▶ [Work to complete]:
Word for word, retype the entire listing.

»»

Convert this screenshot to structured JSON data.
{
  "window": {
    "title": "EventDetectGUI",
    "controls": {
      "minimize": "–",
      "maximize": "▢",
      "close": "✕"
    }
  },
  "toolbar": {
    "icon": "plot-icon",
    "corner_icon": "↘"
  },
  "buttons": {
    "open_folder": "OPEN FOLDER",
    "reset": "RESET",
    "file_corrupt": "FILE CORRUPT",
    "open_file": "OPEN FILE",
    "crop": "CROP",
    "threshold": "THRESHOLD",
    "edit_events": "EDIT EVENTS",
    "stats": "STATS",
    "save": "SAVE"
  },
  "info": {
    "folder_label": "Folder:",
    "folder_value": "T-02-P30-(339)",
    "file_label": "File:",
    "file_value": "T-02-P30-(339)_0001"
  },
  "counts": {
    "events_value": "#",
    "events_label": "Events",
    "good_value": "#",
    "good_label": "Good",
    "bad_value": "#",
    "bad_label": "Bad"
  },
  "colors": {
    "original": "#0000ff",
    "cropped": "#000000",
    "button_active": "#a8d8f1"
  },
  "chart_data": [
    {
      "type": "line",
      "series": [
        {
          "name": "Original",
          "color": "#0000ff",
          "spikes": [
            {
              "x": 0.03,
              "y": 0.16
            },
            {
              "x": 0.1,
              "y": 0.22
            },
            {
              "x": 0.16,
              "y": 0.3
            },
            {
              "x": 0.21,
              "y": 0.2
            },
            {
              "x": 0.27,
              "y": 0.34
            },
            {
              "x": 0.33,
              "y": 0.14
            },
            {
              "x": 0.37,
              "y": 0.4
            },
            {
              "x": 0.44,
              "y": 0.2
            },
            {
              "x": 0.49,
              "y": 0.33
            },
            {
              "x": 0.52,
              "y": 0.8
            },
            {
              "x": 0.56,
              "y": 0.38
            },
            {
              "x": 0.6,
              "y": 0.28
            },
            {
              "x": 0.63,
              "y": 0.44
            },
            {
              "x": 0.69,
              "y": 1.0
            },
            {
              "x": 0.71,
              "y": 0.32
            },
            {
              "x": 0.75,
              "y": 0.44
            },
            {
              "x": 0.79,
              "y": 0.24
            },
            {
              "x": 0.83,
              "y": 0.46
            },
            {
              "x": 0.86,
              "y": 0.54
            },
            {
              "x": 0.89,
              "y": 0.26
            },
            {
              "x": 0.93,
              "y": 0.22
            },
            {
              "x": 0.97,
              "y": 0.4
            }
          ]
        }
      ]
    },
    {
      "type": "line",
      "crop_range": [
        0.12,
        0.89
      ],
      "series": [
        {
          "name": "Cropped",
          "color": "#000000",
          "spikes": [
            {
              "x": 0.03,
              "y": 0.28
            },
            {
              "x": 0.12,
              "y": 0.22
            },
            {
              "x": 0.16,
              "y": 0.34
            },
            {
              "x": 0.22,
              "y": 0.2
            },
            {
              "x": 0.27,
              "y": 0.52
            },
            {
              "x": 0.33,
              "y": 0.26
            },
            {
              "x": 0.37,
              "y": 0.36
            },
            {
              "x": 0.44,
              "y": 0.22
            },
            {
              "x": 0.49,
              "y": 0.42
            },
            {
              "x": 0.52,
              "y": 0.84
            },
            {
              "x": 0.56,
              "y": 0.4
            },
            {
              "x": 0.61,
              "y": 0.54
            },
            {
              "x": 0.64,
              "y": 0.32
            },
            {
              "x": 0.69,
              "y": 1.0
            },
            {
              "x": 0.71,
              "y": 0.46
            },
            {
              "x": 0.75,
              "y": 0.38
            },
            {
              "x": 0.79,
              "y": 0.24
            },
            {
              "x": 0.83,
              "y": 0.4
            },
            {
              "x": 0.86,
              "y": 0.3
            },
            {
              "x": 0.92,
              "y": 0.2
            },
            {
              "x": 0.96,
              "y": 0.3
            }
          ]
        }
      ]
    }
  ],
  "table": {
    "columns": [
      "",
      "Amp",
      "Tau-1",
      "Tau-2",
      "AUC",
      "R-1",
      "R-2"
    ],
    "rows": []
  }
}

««

▶ [Your solution]:
Convert this screenshot to structured JSON data.
{
  "window": {
    "title": "EventDetectGUI",
    "controls": {
      "minimize": "–",
      "maximize": "▢",
      "close": "✕"
    }
  },
  "toolbar": {
    "icon": "plot-icon",
    "corner_icon": "↘"
  },
  "buttons": {
    "open_folder": "OPEN FOLDER",
    "reset": "RESET",
    "file_corrupt": "FILE CORRUPT",
    "open_file": "OPEN FILE",
    "crop": "CROP",
    "threshold": "THRESHOLD",
    "edit_events": "EDIT EVENTS",
    "stats": "STATS",
    "save": "SAVE"
  },
  "info": {
    "folder_label": "Folder:",
    "folder_value": "T-02-P30-(339)",
    "file_label": "File:",
    "file_value": "T-02-P30-(339)_0001"
  },
  "counts": {
    "events_value": "#",
    "events_label": "Events",
    "good_value": "#",
    "good_label": "Good",
    "bad_value": "#",
    "bad_label": "Bad"
  },
  "colors": {
    "original": "#0000ff",
    "cropped": "#000000",
    "button_active": "#a8d8f1"
  },
  "chart_data": [
    {
      "type": "line",
      "series": [
        {
          "name": "Original",
          "color": "#0000ff",
          "spikes": [
            {
              "x": 0.03,
              "y": 0.16
            },
            {
              "x": 0.1,
              "y": 0.22
            },
            {
              "x": 0.16,
              "y": 0.3
            },
            {
              "x": 0.21,
              "y": 0.2
            },
            {
              "x": 0.27,
              "y": 0.34
            },
            {
              "x": 0.33,
              "y": 0.14
            },
            {
              "x": 0.37,
              "y": 0.4
            },
            {
              "x": 0.44,
              "y": 0.2
            },
            {
              "x": 0.49,
              "y": 0.33
            },
            {
              "x": 0.52,
              "y": 0.8
            },
            {
              "x": 0.56,
              "y": 0.38
            },
            {
              "x": 0.6,
              "y": 0.28
            },
            {
              "x": 0.63,
              "y": 0.44
            },
            {
              "x": 0.69,
              "y": 1.0
            },
            {
              "x": 0.71,
              "y": 0.32
            },
            {
              "x": 0.75,
              "y": 0.44
            },
            {
              "x": 0.79,
              "y": 0.24
            },
            {
              "x": 0.83,
              "y": 0.46
            },
            {
              "x": 0.86,
              "y": 0.54
            },
            {
              "x": 0.89,
              "y": 0.26
            },
            {
              "x": 0.93,
              "y": 0.22
            },
            {
              "x": 0.97,
              "y": 0.4
            }
          ]
        }
      ]
    },
    {
      "type": "line",
      "crop_range": [
        0.12,
        0.89
      ],
      "series": [
        {
          "name": "Cropped",
          "color": "#000000",
          "spikes": [
            {
              "x": 0.03,
              "y": 0.28
            },
            {
              "x": 0.12,
              "y": 0.22
            },
            {
              "x": 0.16,
              "y": 0.34
            },
            {
              "x": 0.22,
              "y": 0.2
            },
            {
              "x": 0.27,
              "y": 0.52
            },
            {
              "x": 0.33,
              "y": 0.26
            },
            {
              "x": 0.37,
              "y": 0.36
            },
            {
              "x": 0.44,
              "y": 0.22
            },
            {
              "x": 0.49,
              "y": 0.42
            },
            {
              "x": 0.52,
              "y": 0.84
            },
            {
              "x": 0.56,
              "y": 0.4
            },
            {
              "x": 0.61,
              "y": 0.54
            },
            {
              "x": 0.64,
              "y": 0.32
            },
            {
              "x": 0.69,
              "y": 1.0
            },
            {
              "x": 0.71,
              "y": 0.46
            },
            {
              "x": 0.75,
              "y": 0.38
            },
            {
              "x": 0.79,
              "y": 0.24
            },
            {
              "x": 0.83,
              "y": 0.4
            },
            {
              "x": 0.86,
              "y": 0.3
            },
            {
              "x": 0.92,
              "y": 0.2
            },
            {
              "x": 0.96,
              "y": 0.3
            }
          ]
        }
      ]
    }
  ],
  "table": {
    "columns": [
      "",
      "Amp",
      "Tau-1",
      "Tau-2",
      "AUC",
      "R-1",
      "R-2"
    ],
    "rows": []
  }
}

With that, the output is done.